If you approach writing your CV cover letter as carefully as you would approach a presentation, you won't go far wrong.
So there you are…staring at the Microsoft Word page. Maybe it is just a fresh document, or maybe you are trying out one of Word’s overused résumé/letter templates. You’ve read up on all the “rules,” the plethora of do’s and don’ts. You think you have a pretty good handle on how a résumé and cover letter should be put together. After all, people tell you that you’re a good writer. You know all about proper usage of white space on a page.
So why does everything you seem to write come out like a bad marketing promo? It ranges anywhere from bloated to desperate to not bad, but not you. In fact, you’ve pretty much just described everything you aren’t or don’t want to be.
Or perhaps you’ve gone the other way. You thought you created a masterpiece the first time around. It was so exquisite, you were just sure that someone would hire you without even bothering with an interview! But, alas, that did not happen, and the reaction has been lukewarm at best.
What went wrong? Why can’t you seem to capture your professional essence on paper?
Here are my three theories:
1. Self-writing is one of the hardest types of writing there is. A résumé is essentially an autobiography of sorts. (Although, it should by no means be as extensive or as personal as an autobiography!) Ask anyone who’s written an autobiography, and they will tell you that it is one of the hardest things to do. Either you come off sounding too arrogant (and, yes, you can do that with a résumé; marketing does NOT equal arrogance; marketing equals convincing your audience that you can solve its problems) or you come off too flat.
2. Your résumé is too self-focused. To avoid the problem in theory #1, the more you keep your audience at the forefront, the more effective you will be. And the easier the writing process will be. That is why a broad résumé doesn’t work too well for a job seeker. There is no direct audience with whom to connect.
3. All writing takes practice. Résumé writing is so different from any other form of writing. You don’t write in sentences, except with the cover letter. You don’t include the first person, again except with the cover letter (and even then you want to keep it minimal). There is a strategy to organizing the writing that often gets overlooked by job seekers. Contrary to some beliefs, it is not a laundry list of job descriptions. It can all sound simple, but unless it is something you do on a regular basis, it can be hard to implement.

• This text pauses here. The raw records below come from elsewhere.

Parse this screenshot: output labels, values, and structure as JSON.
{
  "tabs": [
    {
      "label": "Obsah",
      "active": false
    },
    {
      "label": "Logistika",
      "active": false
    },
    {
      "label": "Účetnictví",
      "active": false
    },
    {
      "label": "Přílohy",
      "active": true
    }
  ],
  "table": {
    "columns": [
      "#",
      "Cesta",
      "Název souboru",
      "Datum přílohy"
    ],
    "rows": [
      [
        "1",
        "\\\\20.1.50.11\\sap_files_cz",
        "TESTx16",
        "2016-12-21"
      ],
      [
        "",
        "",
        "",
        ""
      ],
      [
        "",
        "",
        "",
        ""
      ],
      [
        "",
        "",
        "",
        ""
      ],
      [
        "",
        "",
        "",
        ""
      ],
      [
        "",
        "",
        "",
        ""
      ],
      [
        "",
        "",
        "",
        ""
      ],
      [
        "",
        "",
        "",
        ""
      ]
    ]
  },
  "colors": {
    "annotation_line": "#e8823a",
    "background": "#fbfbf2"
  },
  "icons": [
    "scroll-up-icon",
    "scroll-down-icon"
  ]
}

So does this mean I think that a professional résumé writer is your only hope? No. But I do think you need to be realistic about it, and if you are going to do it yourself, you need to ask yourself the following questions:
1. How well do I really know my target market? Have I sufficiently researched my industry enough to know what hiring managers are looking for? Am I up-to-date on the latest keywords and terminology?
Don’t make the mistake of thinking that because you have spent the last 10 years in a particular field, you are necessarily well versed on that field on a global level. Corporations, even very large ones, often have their own verbiage and abbreviations that do not always translate into the field at large. Plus, many companies, again even very large ones, are not always up to the latest standards and trends.
2. Can I realistically match up my skills with the company’s needs? Is my audience too broad?
If your audience is too wide, you are going to end up all over the place, detailing things that no one but you cares about. Job seekers do this a lot. They get hung up on certain accomplishments or attributes that they think are really impressive. And for good reason; these were significant events in their careers. However, that doesn’t mean your target market will put as much emphasis on it as you do. If you don’t have a clear audience, then you won’t know for sure how to approach representing it.
3. What do I know about formatting a document?
Whatever you do, do not follow a Word template. Too many people do; plus, the templates are not very good. Many of them have objective statements, and you should no longer be using objective statements.